Data items:
= Beginning of Section =
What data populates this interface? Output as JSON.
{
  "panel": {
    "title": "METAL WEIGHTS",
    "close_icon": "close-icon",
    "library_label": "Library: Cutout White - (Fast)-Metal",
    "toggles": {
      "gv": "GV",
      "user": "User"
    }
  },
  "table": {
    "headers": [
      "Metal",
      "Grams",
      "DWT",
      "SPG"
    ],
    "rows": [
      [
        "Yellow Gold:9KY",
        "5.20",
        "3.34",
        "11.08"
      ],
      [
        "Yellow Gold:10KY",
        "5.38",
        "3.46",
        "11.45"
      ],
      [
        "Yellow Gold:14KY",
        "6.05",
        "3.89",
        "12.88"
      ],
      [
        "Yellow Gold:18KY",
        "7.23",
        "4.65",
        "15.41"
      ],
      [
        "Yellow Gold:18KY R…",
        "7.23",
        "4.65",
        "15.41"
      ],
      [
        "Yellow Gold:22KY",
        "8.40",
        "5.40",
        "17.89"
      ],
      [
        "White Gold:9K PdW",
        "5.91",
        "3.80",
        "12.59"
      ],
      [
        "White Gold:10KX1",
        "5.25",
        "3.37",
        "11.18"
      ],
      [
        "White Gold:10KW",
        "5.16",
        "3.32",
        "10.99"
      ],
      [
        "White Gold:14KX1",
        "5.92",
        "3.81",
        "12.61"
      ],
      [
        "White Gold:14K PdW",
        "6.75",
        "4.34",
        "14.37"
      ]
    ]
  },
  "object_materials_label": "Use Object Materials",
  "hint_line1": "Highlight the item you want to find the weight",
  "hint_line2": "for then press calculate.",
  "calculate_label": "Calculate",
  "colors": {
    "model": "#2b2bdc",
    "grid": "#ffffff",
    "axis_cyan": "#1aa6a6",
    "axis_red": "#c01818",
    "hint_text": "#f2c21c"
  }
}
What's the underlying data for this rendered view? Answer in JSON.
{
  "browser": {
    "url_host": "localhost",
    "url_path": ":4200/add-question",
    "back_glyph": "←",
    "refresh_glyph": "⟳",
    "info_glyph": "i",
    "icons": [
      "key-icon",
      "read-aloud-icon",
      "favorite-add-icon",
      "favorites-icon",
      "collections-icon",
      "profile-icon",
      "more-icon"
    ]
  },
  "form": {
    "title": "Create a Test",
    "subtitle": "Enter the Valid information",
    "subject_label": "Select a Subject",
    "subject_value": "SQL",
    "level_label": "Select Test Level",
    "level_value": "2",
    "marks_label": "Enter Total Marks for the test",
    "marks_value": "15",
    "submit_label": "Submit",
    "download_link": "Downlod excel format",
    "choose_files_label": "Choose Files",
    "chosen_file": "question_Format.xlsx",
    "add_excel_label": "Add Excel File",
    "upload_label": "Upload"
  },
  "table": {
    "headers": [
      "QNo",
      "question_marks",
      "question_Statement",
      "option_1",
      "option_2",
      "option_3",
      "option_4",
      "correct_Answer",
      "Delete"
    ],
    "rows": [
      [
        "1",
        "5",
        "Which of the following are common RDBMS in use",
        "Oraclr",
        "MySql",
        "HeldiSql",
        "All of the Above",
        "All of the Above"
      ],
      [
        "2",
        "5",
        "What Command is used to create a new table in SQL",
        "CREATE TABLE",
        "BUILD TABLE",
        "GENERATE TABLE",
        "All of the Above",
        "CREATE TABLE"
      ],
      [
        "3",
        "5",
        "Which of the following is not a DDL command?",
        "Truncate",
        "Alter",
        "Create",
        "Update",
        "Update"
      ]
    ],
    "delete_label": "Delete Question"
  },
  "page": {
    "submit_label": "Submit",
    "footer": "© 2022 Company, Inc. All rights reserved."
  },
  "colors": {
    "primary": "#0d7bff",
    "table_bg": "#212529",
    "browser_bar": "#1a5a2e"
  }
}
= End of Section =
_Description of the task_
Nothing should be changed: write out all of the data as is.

_Written response_
What data populates this interface? Output as JSON.
{
  "panel": {
    "title": "METAL WEIGHTS",
    "close_icon": "close-icon",
    "library_label": "Library: Cutout White - (Fast)-Metal",
    "toggles": {
      "gv": "GV",
      "user": "User"
    }
  },
  "table": {
    "headers": [
      "Metal",
      "Grams",
      "DWT",
      "SPG"
    ],
    "rows": [
      [
        "Yellow Gold:9KY",
        "5.20",
        "3.34",
        "11.08"
      ],
      [
        "Yellow Gold:10KY",
        "5.38",
        "3.46",
        "11.45"
      ],
      [
        "Yellow Gold:14KY",
        "6.05",
        "3.89",
        "12.88"
      ],
      [
        "Yellow Gold:18KY",
        "7.23",
        "4.65",
        "15.41"
      ],
      [
        "Yellow Gold:18KY R…",
        "7.23",
        "4.65",
        "15.41"
      ],
      [
        "Yellow Gold:22KY",
        "8.40",
        "5.40",
        "17.89"
      ],
      [
        "White Gold:9K PdW",
        "5.91",
        "3.80",
        "12.59"
      ],
      [
        "White Gold:10KX1",
        "5.25",
        "3.37",
        "11.18"
      ],
      [
        "White Gold:10KW",
        "5.16",
        "3.32",
        "10.99"
      ],
      [
        "White Gold:14KX1",
        "5.92",
        "3.81",
        "12.61"
      ],
      [
        "White Gold:14K PdW",
        "6.75",
        "4.34",
        "14.37"
      ]
    ]
  },
  "object_materials_label": "Use Object Materials",
  "hint_line1": "Highlight the item you want to find the weight",
  "hint_line2": "for then press calculate.",
  "calculate_label": "Calculate",
  "colors": {
    "model": "#2b2bdc",
    "grid": "#ffffff",
    "axis_cyan": "#1aa6a6",
    "axis_red": "#c01818",
    "hint_text": "#f2c21c"
  }
}
What's the underlying data for this rendered view? Answer in JSON.
{
  "browser": {
    "url_host": "localhost",
    "url_path": ":4200/add-question",
    "back_glyph": "←",
    "refresh_glyph": "⟳",
    "info_glyph": "i",
    "icons": [
      "key-icon",
      "read-aloud-icon",
      "favorite-add-icon",
      "favorites-icon",
      "collections-icon",
      "profile-icon",
      "more-icon"
    ]
  },
  "form": {
    "title": "Create a Test",
    "subtitle": "Enter the Valid information",
    "subject_label": "Select a Subject",
    "subject_value": "SQL",
    "level_label": "Select Test Level",
    "level_value": "2",
    "marks_label": "Enter Total Marks for the test",
    "marks_value": "15",
    "submit_label": "Submit",
    "download_link": "Downlod excel format",
    "choose_files_label": "Choose Files",
    "chosen_file": "question_Format.xlsx",
    "add_excel_label": "Add Excel File",
    "upload_label": "Upload"
  },
  "table": {
    "headers": [
      "QNo",
      "question_marks",
      "question_Statement",
      "option_1",
      "option_2",
      "option_3",
      "option_4",
      "correct_Answer",
      "Delete"
    ],
    "rows": [
      [
        "1",
        "5",
        "Which of the following are common RDBMS in use",
        "Oraclr",
        "MySql",
        "HeldiSql",
        "All of the Above",
        "All of the Above"
      ],
      [
        "2",
        "5",
        "What Command is used to create a new table in SQL",
        "CREATE TABLE",
        "BUILD TABLE",
        "GENERATE TABLE",
        "All of the Above",
        "CREATE TABLE"
      ],
      [
        "3",
        "5",
        "Which of the following is not a DDL command?",
        "Truncate",
        "Alter",
        "Create",
        "Update",
        "Update"
      ]
    ],
    "delete_label": "Delete Question"
  },
  "page": {
    "submit_label": "Submit",
    "footer": "© 2022 Company, Inc. All rights reserved."
  },
  "colors": {
    "primary": "#0d7bff",
    "table_bg": "#212529",
    "browser_bar": "#1a5a2e"
  }
}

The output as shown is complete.